YOUR GOAL: Each line with the word "battery" must appear in the answer, copied from the records.

RECORD EXTRACTS:
== Segment start ==
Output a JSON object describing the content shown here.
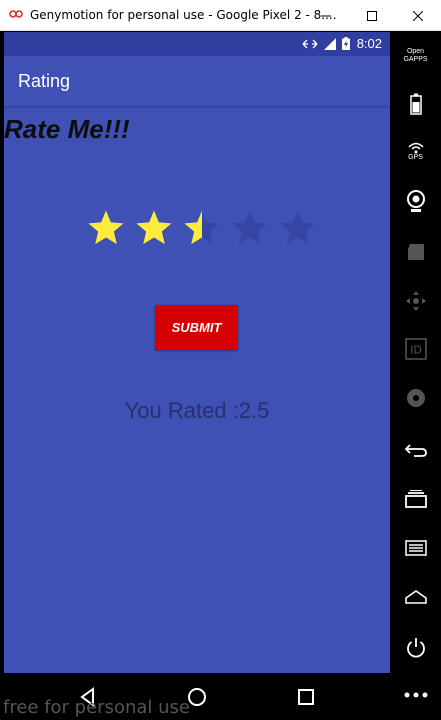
{
  "window": {
    "title": "Genymotion for personal use - Google Pixel 2 - 8....",
    "minimize_icon": "minimize-icon",
    "maximize_icon": "maximize-icon",
    "close_icon": "close-icon"
  },
  "status_bar": {
    "time": "8:02",
    "icons": [
      "data-arrows-icon",
      "signal-icon",
      "battery-charging-icon"
    ]
  },
  "app_bar": {
    "title": "Rating"
  },
  "main": {
    "heading": "Rate Me!!!",
    "rating": {
      "value": 2.5,
      "max": 5,
      "filled_color": "#ffeb3b",
      "empty_color": "#3546a6"
    },
    "submit_label": "SUBMIT",
    "result_text": "You Rated :2.5"
  },
  "nav_bar": {
    "buttons": [
      "back-icon",
      "home-icon",
      "recents-icon"
    ]
  },
  "sidebar": {
    "opengapps_label": "Open GAPPS",
    "gps_label": "GPS",
    "items": [
      "opengapps-icon",
      "battery-icon",
      "gps-icon",
      "webcam-icon",
      "media-icon",
      "dpad-icon",
      "id-icon",
      "disk-icon",
      "back-icon",
      "recents-icon",
      "menu-icon",
      "home-icon",
      "power-icon",
      "more-icon"
    ]
  },
  "watermark": "free for personal use",
  "colors": {
    "primary": "#3f51b5",
    "primary_dark": "#303f9f",
    "accent": "#d50000"
  }
}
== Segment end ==
ANSWER TO THIS PROBLEM:
      "battery-charging-icon"
      "battery-icon",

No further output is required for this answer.